This recap is also posted on Talk Business.
This is my first time at the geek Mecca that is South by Southwest (SXSW), held annually in Austin, Texas. Anxious to jump into the experience, I obediently waited outside my hotel at 8:30 AM for the shuttle service to pick me up. The driver was there by 8:45 AM; eight stops and thirty minutes later, we actually arrived at the Austin Convention Center. (Keep in mind that the events of this first day did not actually begin until 2 PM that afternoon.) After securing my badge, bag and swag, I had nothing to do but park myself on the floor near an electrical outlet (convergence and socializing seem to occur around electrical outlets here) and geek-out with the rest of the geeks.

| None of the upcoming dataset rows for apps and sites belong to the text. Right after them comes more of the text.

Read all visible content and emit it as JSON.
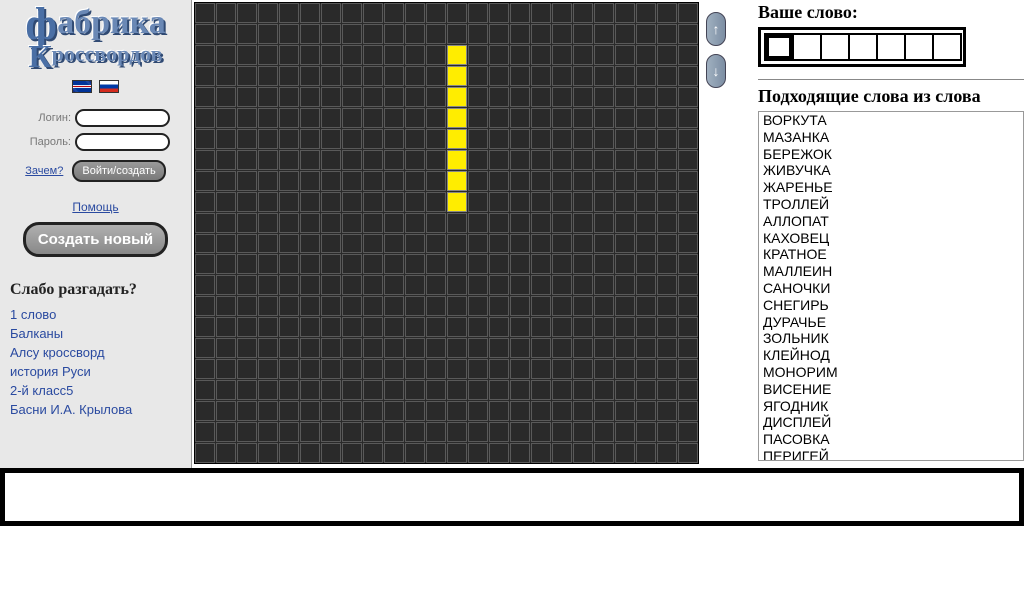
{
  "logo": {
    "line1": "фабрика",
    "line2": "Кроссвордов"
  },
  "login": {
    "login_label": "Логин:",
    "password_label": "Пароль:",
    "why_link": "Зачем?",
    "submit": "Войти/создать"
  },
  "help_link": "Помощь",
  "create_button": "Создать новый",
  "challenge": {
    "heading": "Слабо разгадать?",
    "items": [
      "1 слово",
      "Балканы",
      "Алсу кроссворд",
      "история Руси",
      "2-й класс5",
      "Басни И.А. Крылова"
    ]
  },
  "grid": {
    "cols": 24,
    "rows": 22,
    "yellow_col": 12,
    "yellow_row_start": 2,
    "yellow_row_end": 9
  },
  "arrows": {
    "up": "↑",
    "down": "↓"
  },
  "right": {
    "your_word": "Ваше слово:",
    "word_length": 7,
    "suggestions_heading": "Подходящие слова из слова",
    "words": [
      "ВОРКУТА",
      "МАЗАНКА",
      "БЕРЕЖОК",
      "ЖИВУЧКА",
      "ЖАРЕНЬЕ",
      "ТРОЛЛЕЙ",
      "АЛЛОПАТ",
      "КАХОВЕЦ",
      "КРАТНОЕ",
      "МАЛЛЕИН",
      "САНОЧКИ",
      "СНЕГИРЬ",
      "ДУРАЧЬЕ",
      "ЗОЛЬНИК",
      "КЛЕЙНОД",
      "МОНОРИМ",
      "ВИСЕНИЕ",
      "ЯГОДНИК",
      "ДИСПЛЕЙ",
      "ПАСОВКА",
      "ПЕРИГЕЙ"
    ]
  }
}
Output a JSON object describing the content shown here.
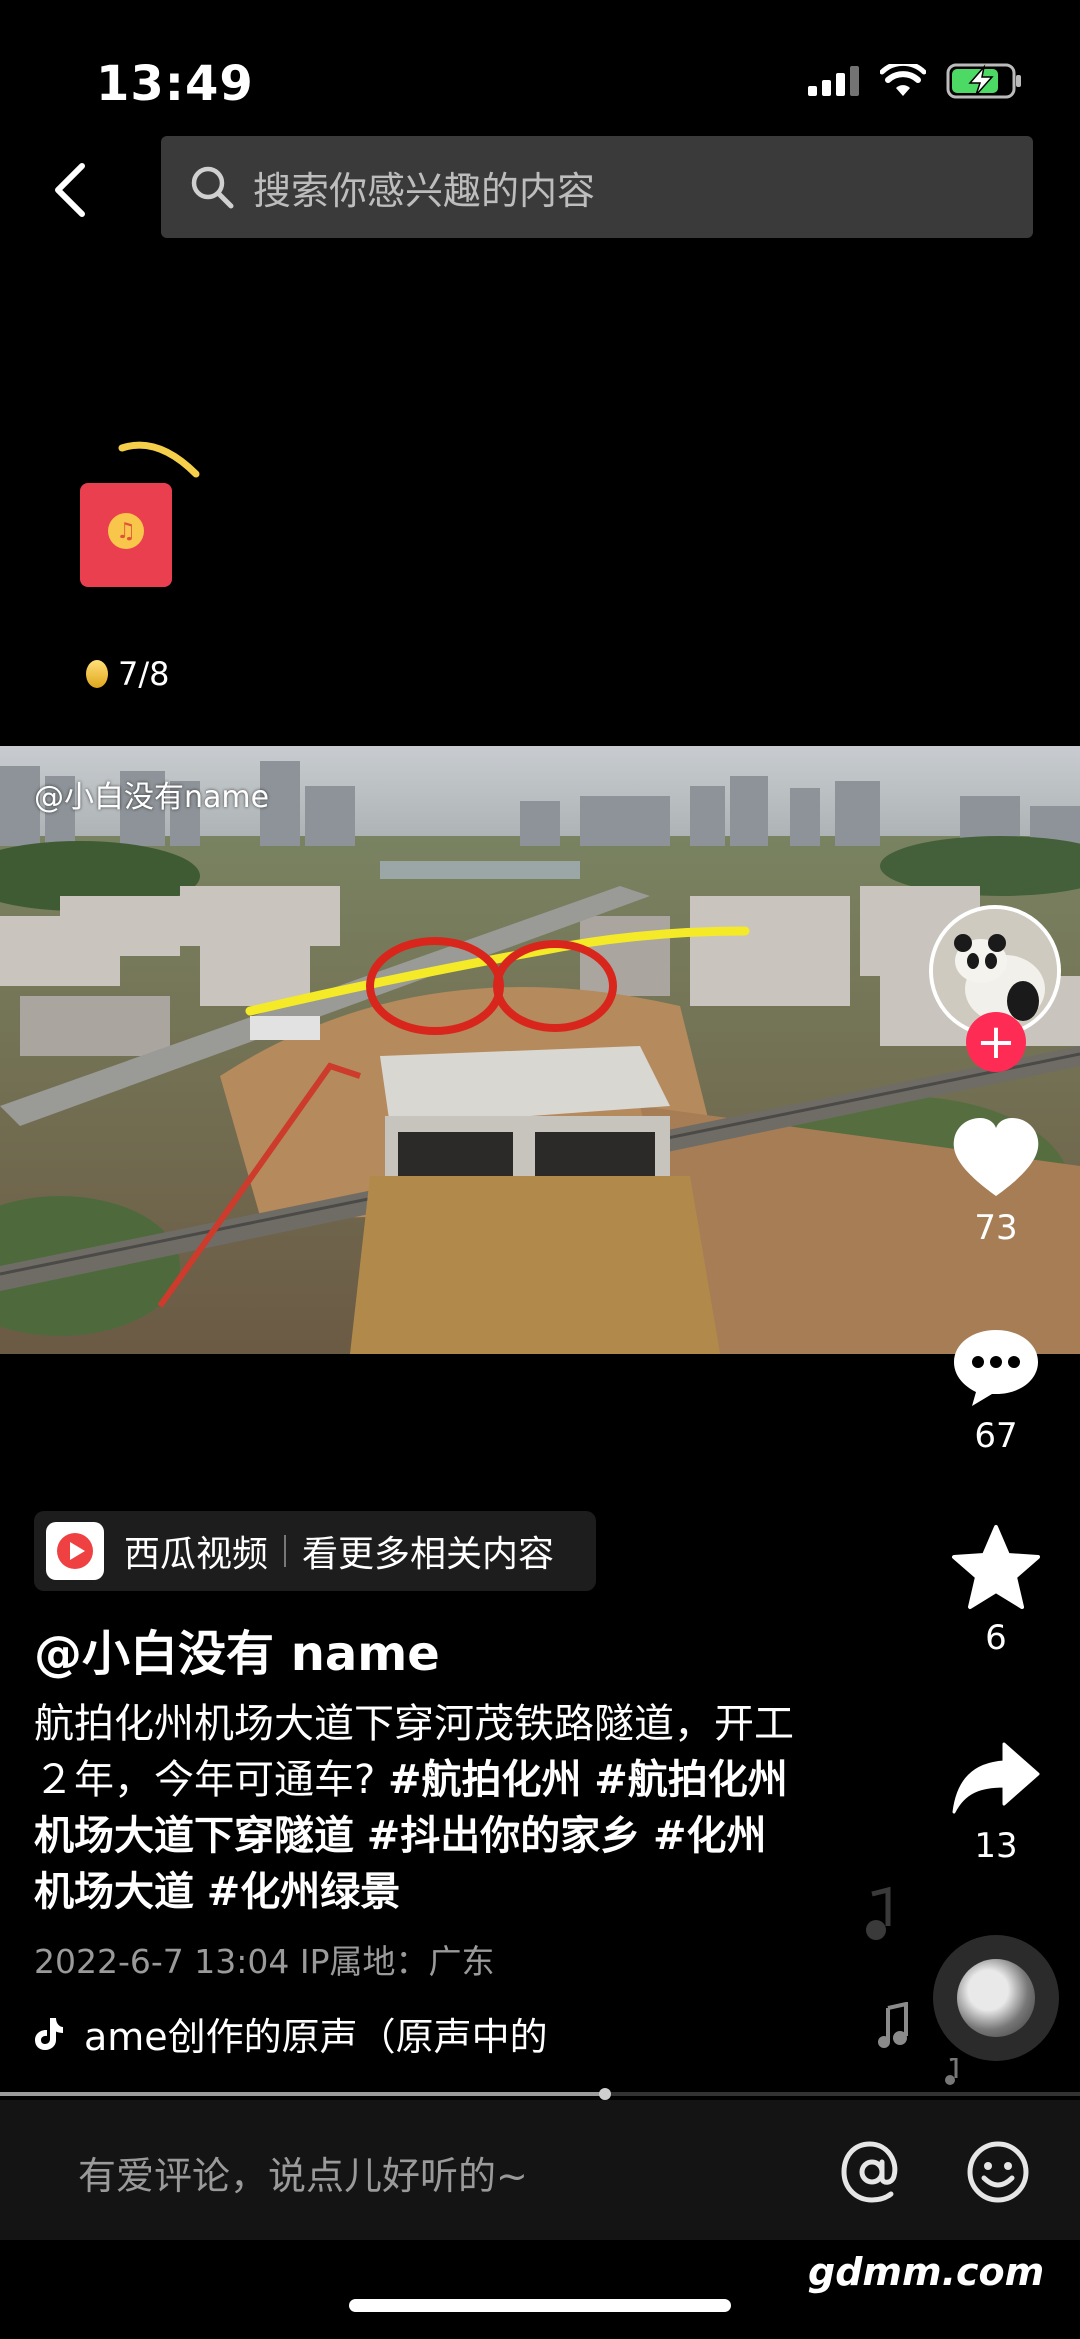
{
  "status": {
    "time": "13:49"
  },
  "search": {
    "placeholder": "搜索你感兴趣的内容"
  },
  "reward": {
    "progress": "7/8"
  },
  "video": {
    "watermark": "@小白没有name"
  },
  "actions": {
    "likes": "73",
    "comments": "67",
    "favorites": "6",
    "shares": "13"
  },
  "source": {
    "name": "西瓜视频",
    "link": "看更多相关内容"
  },
  "post": {
    "author": "@小白没有 name",
    "caption_text": "航拍化州机场大道下穿河茂铁路隧道，开工２年，今年可通车? ",
    "hashtags": [
      "#航拍化州",
      "#航拍化州机场大道下穿隧道",
      "#抖出你的家乡",
      "#化州机场大道",
      "#化州绿景"
    ],
    "meta": "2022-6-7 13:04  IP属地：广东"
  },
  "music": {
    "title": "ame创作的原声（原声中的"
  },
  "comment": {
    "placeholder": "有爱评论，说点儿好听的~"
  },
  "playback": {
    "progress": 0.56
  },
  "watermark": {
    "site": "gdmm.com"
  },
  "colors": {
    "accent": "#fe2c55",
    "envelope": "#ea3f4f",
    "search_bg": "#3a3a3a"
  }
}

Guys definitely out-number the girls around here and the ages skew under 40 years old, but over 25 (although there are many that fall on either side of that range). If you are using anything but a Mac computer, you stand out as odd. Everyone walks around with his or head down, focusing on the mobile device of choice.
Themes heard on day one were (1) social media is diminishing human interaction and (2) location, location, location. There were over 60 sessions today, occurring in three scheduled time periods, so being one person, I could only attend three of those 60. My panel/event attendance for the day included:
- “Program or Be Programmed: Ten Commands for a Digital Age”
- “Do Cool Kids Leave When the Suits Arrive?”
- “Time + Social + Location. What’s Next In Mobile Experiences?”
“Program or Be Programmed,” presented by Douglas Rushkoff, was an argument against the passive approach to the digital space that we are taking. He cautioned against the use of long-distance technologies in short-distance situations, the oversimplification of choices we are given on the Internet and translating those into life, and anonymity that the online space allows. Rushkoff highlighted the fact that until five years ago, 80% of communication was non-verbal and now most of our communication is done online, thereby negating non-verbal cues. Perhaps a bit overly intellectual, but nevertheless fear-inducing, this presentation was not what I expected to hear at festival celebrating technology.
“Do Cool Kids Leave When the Suits Arrive?” was conversation about whether the early adopters of social media applications are right to feel ownership of the spaces, and insult when there is an attempt to incorporate aspects more amenable to the general public in an effort monetize the application or service. Basically, it was the “what do I do when my mom/my boss/my kid friends me on Facebook” discussion; “cool kids” and “suits” were simply metaphors for whatever a participant’s particular situation might have been. Because this session was structured as a conversation open to all attendees in the room, the discussion branched several different directions. Most interestingly, however, was that most people walked into the room assuming they were a “cool kid,” but soon realized they were a “suit.” At one point, even Google was likened to a suit, and it used to be the coolest kid around. The simple fact is that we are all in business to make money and to make money, we have to take on a “suit-like” attitude.
Another interesting turn in the conversation was use of the social media space and user maturity in understanding what can be said and what should be shared. There was a sentiment in the room that frequent users are being conditioned to share inappropriately; that his or her privacy filter has disintegrated. The moderator noted that the next iteration of social media will be more about improving human-to-human interfaces rather than human-to-computer interfaces.
“Time + Social + Location. What’s Next In Mobile Experiences?” was, by far, the most engaging session of my day. It was at last year’s SXSW that FourSquare took off, so it is fitting this year that there is a lot of discussion about location-based applications. In fact, there are eight sessions over the five-day festival where location-based applications will be discussed. It was standing room only in this panel-led session and a poll of the attendees revealed that almost everyone in the room had “checked in” with at least one service, and many people had checked in with two or more. Services, or applications, used included FourSquare, Gowalla, Loopt and Twitter (which just launched its location-based feature in the last couple of days), among a smattering of others. Location-based applications are services that allow the user to update his or her status (much like Twitter or Facebook), but attach a very specific location to that update, either with a dot on a map, a longitude and latitude reading, or a location defined and named by the users (a restaurant, retail location, ballroom at a convention center, etc.).
The big question about location-based updates: is it creepy and dangerous to announce your exact location to the world? The simple answer: no. The panelists quickly dismissed sites like Please Rob Me as irrelevant to the discussion because, in truth, we have been announcing our locations for years using Twitter and Facebook. By defining the location, we are creating a database for future reference of that location. We are giving those locations more meaning by being able to walk into that location at a later date and know not only who has been there before, but what they did there and what they thought about that location. The social power of location-based applications is in knowing where friends have been, not in where they are right now.
An additional twist to the location-based applications is that they award participants points for their check-ins. Frequent updating of status becomes a game, with users attempting to out-score people they have never met and reap the reward of badges and mayorship of locations where they check-in.
Day one of five is complete. I am excited to see what I learn during day two. Stay tuned.